* [Assigned task] Your answer should be the data below, reproduced with nothing changed.

----

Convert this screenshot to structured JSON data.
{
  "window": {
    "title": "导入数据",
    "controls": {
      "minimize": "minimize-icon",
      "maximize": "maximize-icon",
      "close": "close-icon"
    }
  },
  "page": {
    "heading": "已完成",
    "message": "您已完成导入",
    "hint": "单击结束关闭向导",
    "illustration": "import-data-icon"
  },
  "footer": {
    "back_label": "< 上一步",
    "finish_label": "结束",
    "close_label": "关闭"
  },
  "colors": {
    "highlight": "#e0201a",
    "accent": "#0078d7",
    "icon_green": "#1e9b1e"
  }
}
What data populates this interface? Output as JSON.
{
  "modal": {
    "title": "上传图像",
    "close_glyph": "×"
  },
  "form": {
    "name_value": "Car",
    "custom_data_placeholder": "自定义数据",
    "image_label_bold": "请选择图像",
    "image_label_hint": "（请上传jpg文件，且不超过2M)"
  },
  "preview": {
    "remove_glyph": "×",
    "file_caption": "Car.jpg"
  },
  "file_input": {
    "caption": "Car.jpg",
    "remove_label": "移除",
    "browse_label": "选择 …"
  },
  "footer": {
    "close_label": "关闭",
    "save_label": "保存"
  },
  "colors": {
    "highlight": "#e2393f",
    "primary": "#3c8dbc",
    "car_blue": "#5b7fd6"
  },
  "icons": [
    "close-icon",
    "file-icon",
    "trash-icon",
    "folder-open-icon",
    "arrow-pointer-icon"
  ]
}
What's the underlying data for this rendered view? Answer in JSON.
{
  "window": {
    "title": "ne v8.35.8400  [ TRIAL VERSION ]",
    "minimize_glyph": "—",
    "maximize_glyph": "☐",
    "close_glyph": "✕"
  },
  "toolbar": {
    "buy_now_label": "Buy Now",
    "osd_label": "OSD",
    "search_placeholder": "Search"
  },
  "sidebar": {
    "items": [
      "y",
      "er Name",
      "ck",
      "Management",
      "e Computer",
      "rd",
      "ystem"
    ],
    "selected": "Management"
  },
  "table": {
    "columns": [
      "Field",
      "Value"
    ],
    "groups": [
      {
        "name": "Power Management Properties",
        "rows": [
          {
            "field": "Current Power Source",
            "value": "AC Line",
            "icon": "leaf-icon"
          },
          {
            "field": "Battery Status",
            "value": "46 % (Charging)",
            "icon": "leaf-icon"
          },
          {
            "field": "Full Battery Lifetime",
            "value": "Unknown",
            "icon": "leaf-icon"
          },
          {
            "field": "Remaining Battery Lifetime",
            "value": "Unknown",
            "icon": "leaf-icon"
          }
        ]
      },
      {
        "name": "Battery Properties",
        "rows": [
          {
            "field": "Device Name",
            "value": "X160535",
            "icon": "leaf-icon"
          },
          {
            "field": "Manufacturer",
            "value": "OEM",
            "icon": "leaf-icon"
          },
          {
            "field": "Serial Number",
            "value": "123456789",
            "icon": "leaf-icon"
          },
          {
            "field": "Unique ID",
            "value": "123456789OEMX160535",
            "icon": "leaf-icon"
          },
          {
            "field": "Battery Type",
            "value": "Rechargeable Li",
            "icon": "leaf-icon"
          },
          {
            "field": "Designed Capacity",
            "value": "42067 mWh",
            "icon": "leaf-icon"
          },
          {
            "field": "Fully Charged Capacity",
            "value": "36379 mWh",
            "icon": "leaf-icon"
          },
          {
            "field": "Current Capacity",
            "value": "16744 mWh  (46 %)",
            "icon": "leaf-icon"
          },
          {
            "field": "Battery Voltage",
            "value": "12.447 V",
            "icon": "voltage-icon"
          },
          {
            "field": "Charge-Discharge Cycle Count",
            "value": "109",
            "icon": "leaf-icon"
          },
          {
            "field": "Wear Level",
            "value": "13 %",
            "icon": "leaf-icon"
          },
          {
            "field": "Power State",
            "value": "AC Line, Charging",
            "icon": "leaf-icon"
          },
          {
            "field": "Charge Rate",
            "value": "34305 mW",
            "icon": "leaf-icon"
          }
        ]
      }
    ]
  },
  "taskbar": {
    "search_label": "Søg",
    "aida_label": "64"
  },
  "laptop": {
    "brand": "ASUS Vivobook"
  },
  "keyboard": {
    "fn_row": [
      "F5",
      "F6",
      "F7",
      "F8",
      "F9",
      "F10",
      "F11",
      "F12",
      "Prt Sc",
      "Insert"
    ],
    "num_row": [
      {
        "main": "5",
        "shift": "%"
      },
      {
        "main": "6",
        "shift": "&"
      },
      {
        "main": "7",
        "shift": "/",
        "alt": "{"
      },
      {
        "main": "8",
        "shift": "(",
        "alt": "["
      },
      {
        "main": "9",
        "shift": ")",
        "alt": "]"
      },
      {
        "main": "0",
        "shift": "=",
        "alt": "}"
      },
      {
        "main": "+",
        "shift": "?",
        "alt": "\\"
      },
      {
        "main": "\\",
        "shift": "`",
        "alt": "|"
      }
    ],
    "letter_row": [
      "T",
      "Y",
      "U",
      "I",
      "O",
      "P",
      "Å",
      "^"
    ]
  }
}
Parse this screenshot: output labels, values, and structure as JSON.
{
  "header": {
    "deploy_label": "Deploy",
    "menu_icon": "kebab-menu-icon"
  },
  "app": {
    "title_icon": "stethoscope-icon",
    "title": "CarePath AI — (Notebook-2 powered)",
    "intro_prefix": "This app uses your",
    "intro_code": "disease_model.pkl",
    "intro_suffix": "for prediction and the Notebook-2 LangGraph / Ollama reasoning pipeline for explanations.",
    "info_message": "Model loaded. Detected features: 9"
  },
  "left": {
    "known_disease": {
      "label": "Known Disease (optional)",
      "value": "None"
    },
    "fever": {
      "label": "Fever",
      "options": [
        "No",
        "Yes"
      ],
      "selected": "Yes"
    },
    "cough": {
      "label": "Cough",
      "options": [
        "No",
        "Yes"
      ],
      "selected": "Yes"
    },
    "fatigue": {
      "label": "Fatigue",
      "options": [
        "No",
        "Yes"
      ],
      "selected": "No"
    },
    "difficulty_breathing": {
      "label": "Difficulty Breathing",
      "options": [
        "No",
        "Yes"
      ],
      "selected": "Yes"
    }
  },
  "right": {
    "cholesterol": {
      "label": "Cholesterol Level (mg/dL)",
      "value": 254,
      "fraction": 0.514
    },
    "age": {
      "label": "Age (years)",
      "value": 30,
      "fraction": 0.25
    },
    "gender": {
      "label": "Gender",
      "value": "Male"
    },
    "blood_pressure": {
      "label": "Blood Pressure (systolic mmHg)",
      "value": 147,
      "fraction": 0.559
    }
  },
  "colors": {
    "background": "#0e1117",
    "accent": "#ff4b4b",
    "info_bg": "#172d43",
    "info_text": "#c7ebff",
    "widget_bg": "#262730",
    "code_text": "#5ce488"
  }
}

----

* [Answer box]
Convert this screenshot to structured JSON data.
{
  "window": {
    "title": "导入数据",
    "controls": {
      "minimize": "minimize-icon",
      "maximize": "maximize-icon",
      "close": "close-icon"
    }
  },
  "page": {
    "heading": "已完成",
    "message": "您已完成导入",
    "hint": "单击结束关闭向导",
    "illustration": "import-data-icon"
  },
  "footer": {
    "back_label": "< 上一步",
    "finish_label": "结束",
    "close_label": "关闭"
  },
  "colors": {
    "highlight": "#e0201a",
    "accent": "#0078d7",
    "icon_green": "#1e9b1e"
  }
}
What data populates this interface? Output as JSON.
{
  "modal": {
    "title": "上传图像",
    "close_glyph": "×"
  },
  "form": {
    "name_value": "Car",
    "custom_data_placeholder": "自定义数据",
    "image_label_bold": "请选择图像",
    "image_label_hint": "（请上传jpg文件，且不超过2M)"
  },
  "preview": {
    "remove_glyph": "×",
    "file_caption": "Car.jpg"
  },
  "file_input": {
    "caption": "Car.jpg",
    "remove_label": "移除",
    "browse_label": "选择 …"
  },
  "footer": {
    "close_label": "关闭",
    "save_label": "保存"
  },
  "colors": {
    "highlight": "#e2393f",
    "primary": "#3c8dbc",
    "car_blue": "#5b7fd6"
  },
  "icons": [
    "close-icon",
    "file-icon",
    "trash-icon",
    "folder-open-icon",
    "arrow-pointer-icon"
  ]
}
What's the underlying data for this rendered view? Answer in JSON.
{
  "window": {
    "title": "ne v8.35.8400  [ TRIAL VERSION ]",
    "minimize_glyph": "—",
    "maximize_glyph": "☐",
    "close_glyph": "✕"
  },
  "toolbar": {
    "buy_now_label": "Buy Now",
    "osd_label": "OSD",
    "search_placeholder": "Search"
  },
  "sidebar": {
    "items": [
      "y",
      "er Name",
      "ck",
      "Management",
      "e Computer",
      "rd",
      "ystem"
    ],
    "selected": "Management"
  },
  "table": {
    "columns": [
      "Field",
      "Value"
    ],
    "groups": [
      {
        "name": "Power Management Properties",
        "rows": [
          {
            "field": "Current Power Source",
            "value": "AC Line",
            "icon": "leaf-icon"
          },
          {
            "field": "Battery Status",
            "value": "46 % (Charging)",
            "icon": "leaf-icon"
          },
          {
            "field": "Full Battery Lifetime",
            "value": "Unknown",
            "icon": "leaf-icon"
          },
          {
            "field": "Remaining Battery Lifetime",
            "value": "Unknown",
            "icon": "leaf-icon"
          }
        ]
      },
      {
        "name": "Battery Properties",
        "rows": [
          {
            "field": "Device Name",
            "value": "X160535",
            "icon": "leaf-icon"
          },
          {
            "field": "Manufacturer",
            "value": "OEM",
            "icon": "leaf-icon"
          },
          {
            "field": "Serial Number",
            "value": "123456789",
            "icon": "leaf-icon"
          },
          {
            "field": "Unique ID",
            "value": "123456789OEMX160535",
            "icon": "leaf-icon"
          },
          {
            "field": "Battery Type",
            "value": "Rechargeable Li",
            "icon": "leaf-icon"
          },
          {
            "field": "Designed Capacity",
            "value": "42067 mWh",
            "icon": "leaf-icon"
          },
          {
            "field": "Fully Charged Capacity",
            "value": "36379 mWh",
            "icon": "leaf-icon"
          },
          {
            "field": "Current Capacity",
            "value": "16744 mWh  (46 %)",
            "icon": "leaf-icon"
          },
          {
            "field": "Battery Voltage",
            "value": "12.447 V",
            "icon": "voltage-icon"
          },
          {
            "field": "Charge-Discharge Cycle Count",
            "value": "109",
            "icon": "leaf-icon"
          },
          {
            "field": "Wear Level",
            "value": "13 %",
            "icon": "leaf-icon"
          },
          {
            "field": "Power State",
            "value": "AC Line, Charging",
            "icon": "leaf-icon"
          },
          {
            "field": "Charge Rate",
            "value": "34305 mW",
            "icon": "leaf-icon"
          }
        ]
      }
    ]
  },
  "taskbar": {
    "search_label": "Søg",
    "aida_label": "64"
  },
  "laptop": {
    "brand": "ASUS Vivobook"
  },
  "keyboard": {
    "fn_row": [
      "F5",
      "F6",
      "F7",
      "F8",
      "F9",
      "F10",
      "F11",
      "F12",
      "Prt Sc",
      "Insert"
    ],
    "num_row": [
      {
        "main": "5",
        "shift": "%"
      },
      {
        "main": "6",
        "shift": "&"
      },
      {
        "main": "7",
        "shift": "/",
        "alt": "{"
      },
      {
        "main": "8",
        "shift": "(",
        "alt": "["
      },
      {
        "main": "9",
        "shift": ")",
        "alt": "]"
      },
      {
        "main": "0",
        "shift": "=",
        "alt": "}"
      },
      {
        "main": "+",
        "shift": "?",
        "alt": "\\"
      },
      {
        "main": "\\",
        "shift": "`",
        "alt": "|"
      }
    ],
    "letter_row": [
      "T",
      "Y",
      "U",
      "I",
      "O",
      "P",
      "Å",
      "^"
    ]
  }
}
Parse this screenshot: output labels, values, and structure as JSON.
{
  "header": {
    "deploy_label": "Deploy",
    "menu_icon": "kebab-menu-icon"
  },
  "app": {
    "title_icon": "stethoscope-icon",
    "title": "CarePath AI — (Notebook-2 powered)",
    "intro_prefix": "This app uses your",
    "intro_code": "disease_model.pkl",
    "intro_suffix": "for prediction and the Notebook-2 LangGraph / Ollama reasoning pipeline for explanations.",
    "info_message": "Model loaded. Detected features: 9"
  },
  "left": {
    "known_disease": {
      "label": "Known Disease (optional)",
      "value": "None"
    },
    "fever": {
      "label": "Fever",
      "options": [
        "No",
        "Yes"
      ],
      "selected": "Yes"
    },
    "cough": {
      "label": "Cough",
      "options": [
        "No",
        "Yes"
      ],
      "selected": "Yes"
    },
    "fatigue": {
      "label": "Fatigue",
      "options": [
        "No",
        "Yes"
      ],
      "selected": "No"
    },
    "difficulty_breathing": {
      "label": "Difficulty Breathing",
      "options": [
        "No",
        "Yes"
      ],
      "selected": "Yes"
    }
  },
  "right": {
    "cholesterol": {
      "label": "Cholesterol Level (mg/dL)",
      "value": 254,
      "fraction": 0.514
    },
    "age": {
      "label": "Age (years)",
      "value": 30,
      "fraction": 0.25
    },
    "gender": {
      "label": "Gender",
      "value": "Male"
    },
    "blood_pressure": {
      "label": "Blood Pressure (systolic mmHg)",
      "value": 147,
      "fraction": 0.559
    }
  },
  "colors": {
    "background": "#0e1117",
    "accent": "#ff4b4b",
    "info_bg": "#172d43",
    "info_text": "#c7ebff",
    "widget_bg": "#262730",
    "code_text": "#5ce488"
  }
}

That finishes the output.